Comparative Effectiveness Research: Finding the best evidence to answer

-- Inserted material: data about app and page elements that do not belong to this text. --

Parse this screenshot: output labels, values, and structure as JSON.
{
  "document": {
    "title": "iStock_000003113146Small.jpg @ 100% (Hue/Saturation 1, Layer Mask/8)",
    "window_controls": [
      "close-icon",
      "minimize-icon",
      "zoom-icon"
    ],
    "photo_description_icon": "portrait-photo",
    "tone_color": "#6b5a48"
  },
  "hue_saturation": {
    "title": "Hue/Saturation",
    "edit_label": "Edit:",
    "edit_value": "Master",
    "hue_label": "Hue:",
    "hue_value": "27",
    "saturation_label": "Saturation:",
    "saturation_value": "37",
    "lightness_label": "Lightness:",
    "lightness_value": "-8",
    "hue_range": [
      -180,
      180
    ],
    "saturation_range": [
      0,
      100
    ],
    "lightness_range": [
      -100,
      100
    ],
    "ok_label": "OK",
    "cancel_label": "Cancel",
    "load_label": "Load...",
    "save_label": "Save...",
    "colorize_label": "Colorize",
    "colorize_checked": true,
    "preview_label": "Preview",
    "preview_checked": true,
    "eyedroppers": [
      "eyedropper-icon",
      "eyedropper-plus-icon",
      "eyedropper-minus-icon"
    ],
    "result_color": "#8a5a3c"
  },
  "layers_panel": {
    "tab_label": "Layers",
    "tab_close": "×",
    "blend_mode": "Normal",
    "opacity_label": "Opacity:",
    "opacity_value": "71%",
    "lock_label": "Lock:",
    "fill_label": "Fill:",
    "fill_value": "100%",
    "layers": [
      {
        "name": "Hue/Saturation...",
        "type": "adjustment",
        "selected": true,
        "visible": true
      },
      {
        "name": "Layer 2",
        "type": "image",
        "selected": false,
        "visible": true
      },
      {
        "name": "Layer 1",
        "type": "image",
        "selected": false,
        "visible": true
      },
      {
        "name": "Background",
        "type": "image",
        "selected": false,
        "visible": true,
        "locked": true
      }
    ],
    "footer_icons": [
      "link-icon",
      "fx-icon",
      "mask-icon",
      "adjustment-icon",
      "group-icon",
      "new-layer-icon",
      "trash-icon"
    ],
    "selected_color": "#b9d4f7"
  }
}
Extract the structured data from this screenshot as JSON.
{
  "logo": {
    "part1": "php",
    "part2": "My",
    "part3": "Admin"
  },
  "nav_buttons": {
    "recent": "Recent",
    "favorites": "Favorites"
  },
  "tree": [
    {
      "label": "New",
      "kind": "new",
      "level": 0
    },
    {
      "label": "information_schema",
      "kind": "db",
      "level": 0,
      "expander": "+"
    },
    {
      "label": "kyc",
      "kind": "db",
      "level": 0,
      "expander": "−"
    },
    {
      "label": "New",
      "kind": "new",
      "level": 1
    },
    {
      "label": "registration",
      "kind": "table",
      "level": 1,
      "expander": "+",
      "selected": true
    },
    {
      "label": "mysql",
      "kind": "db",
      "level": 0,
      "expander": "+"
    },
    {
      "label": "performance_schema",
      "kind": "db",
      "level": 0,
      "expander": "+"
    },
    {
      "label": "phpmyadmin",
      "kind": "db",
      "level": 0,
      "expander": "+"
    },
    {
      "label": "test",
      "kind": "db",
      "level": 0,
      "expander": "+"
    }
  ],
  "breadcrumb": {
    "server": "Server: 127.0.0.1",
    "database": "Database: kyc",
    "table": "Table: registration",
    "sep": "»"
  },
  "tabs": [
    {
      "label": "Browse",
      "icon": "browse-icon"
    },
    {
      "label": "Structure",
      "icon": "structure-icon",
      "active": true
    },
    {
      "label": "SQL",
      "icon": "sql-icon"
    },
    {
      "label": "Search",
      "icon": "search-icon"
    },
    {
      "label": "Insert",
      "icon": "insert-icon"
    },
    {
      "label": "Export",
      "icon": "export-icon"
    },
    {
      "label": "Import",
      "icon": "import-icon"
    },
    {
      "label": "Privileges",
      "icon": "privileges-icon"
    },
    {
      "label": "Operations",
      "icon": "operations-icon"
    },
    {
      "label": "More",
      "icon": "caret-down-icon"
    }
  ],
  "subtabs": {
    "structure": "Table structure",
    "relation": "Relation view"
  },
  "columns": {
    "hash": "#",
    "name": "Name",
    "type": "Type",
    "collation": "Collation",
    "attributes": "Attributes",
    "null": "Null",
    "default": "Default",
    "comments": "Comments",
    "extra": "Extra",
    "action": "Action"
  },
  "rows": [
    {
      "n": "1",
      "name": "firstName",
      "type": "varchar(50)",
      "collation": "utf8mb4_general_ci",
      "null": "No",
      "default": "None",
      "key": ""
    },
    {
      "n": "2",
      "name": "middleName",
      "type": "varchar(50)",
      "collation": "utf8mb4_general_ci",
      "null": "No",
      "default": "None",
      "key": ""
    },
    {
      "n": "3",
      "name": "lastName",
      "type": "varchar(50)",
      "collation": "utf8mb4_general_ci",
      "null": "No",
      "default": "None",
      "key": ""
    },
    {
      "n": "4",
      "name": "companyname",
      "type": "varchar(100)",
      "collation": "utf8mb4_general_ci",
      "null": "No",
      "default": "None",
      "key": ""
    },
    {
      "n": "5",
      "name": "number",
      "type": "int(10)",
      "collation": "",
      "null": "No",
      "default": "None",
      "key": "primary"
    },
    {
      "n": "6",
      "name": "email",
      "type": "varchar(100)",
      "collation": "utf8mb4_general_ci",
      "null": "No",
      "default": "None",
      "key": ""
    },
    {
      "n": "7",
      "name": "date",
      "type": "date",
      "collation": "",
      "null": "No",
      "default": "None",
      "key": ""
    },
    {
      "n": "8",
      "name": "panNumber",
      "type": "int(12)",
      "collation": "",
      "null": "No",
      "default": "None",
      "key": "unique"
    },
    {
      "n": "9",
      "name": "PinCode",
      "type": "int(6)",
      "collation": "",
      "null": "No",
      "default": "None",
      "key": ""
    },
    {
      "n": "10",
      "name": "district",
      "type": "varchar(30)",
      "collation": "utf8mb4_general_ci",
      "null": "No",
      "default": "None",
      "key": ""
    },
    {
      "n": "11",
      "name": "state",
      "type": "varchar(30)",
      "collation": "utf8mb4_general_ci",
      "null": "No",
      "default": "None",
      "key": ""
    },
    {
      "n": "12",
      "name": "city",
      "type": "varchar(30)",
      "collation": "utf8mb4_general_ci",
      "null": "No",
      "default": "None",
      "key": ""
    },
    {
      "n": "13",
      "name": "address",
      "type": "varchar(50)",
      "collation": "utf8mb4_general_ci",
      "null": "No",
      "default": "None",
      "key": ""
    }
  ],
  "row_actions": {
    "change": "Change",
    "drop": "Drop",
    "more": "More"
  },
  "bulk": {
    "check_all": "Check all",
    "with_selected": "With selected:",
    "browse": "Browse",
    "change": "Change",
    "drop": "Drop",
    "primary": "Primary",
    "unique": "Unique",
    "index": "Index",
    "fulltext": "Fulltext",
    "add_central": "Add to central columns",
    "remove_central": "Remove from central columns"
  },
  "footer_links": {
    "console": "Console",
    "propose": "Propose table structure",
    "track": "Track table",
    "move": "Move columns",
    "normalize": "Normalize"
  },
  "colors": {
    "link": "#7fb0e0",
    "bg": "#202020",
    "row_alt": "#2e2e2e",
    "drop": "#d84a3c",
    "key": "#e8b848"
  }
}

Comparative Effectiveness Research is receiving greater attention for its potential role in healthcare reform and in improving the quality and efficiency of healthcare delivery in this country. The Federal Coordinating Council for Comparative Effectiveness Research has defined Comparative Effectiveness as “the conduct and synthesis of research comparing the benefits and harms of different interventions and strategies to prevent, diagnose, treat and monitor health conditions in “real world” settings. The purpose of this research is to improve health outcomes by developing and disseminating the best and most relevant evidence to patients, clinicians, and other decision-makers, responding to their expressed needs, about which interventions are most effective for which patients under specific circumstances.” Under the Effective Health Care Program (EHC), AHRQ’s Evidence-based Practice Centers (EPCs) publish Comparative Effectiveness Reviews. The aim of these reviews is to describe the breadth of benefits and harms of a particular intervention in comparison with other available alternatives. The EHC Program has a number of partners and stakeholders who find that this information is important and helpful to their patients, providers, and other decision-makers in answering questions and making their decisions. Unfortunately, there is rarely a sufficient body of head-to-head trials to support easy conclusions about comparative benefits and harms. In the absence of the ideal pragmatic clinical trial comparing interventions and measuring long term outcomes in the particular population of interest, EPCs must often consider other forms of evidence in trying to answer the important questions. Often the best available evidence may be indirect evidence from trials of surrogate outcomes, trials of indirect comparisons, trials in different populations, or observational studies, which may be more prone to bias. Even in the face of insufficient head-to-head trials, systematic reviews have rarely incorporated studies of indirect comparisons (Glenny, 2005). However, in order to improve the ability to answer important comparative effectiveness questions, we need to fully understand and improve the methods for using indirect evidence or observational studies to answer these questions. Improving methods for using mixed-treatment meta-analysis has the potential for improving our ability to answer important comparative effectiveness questions.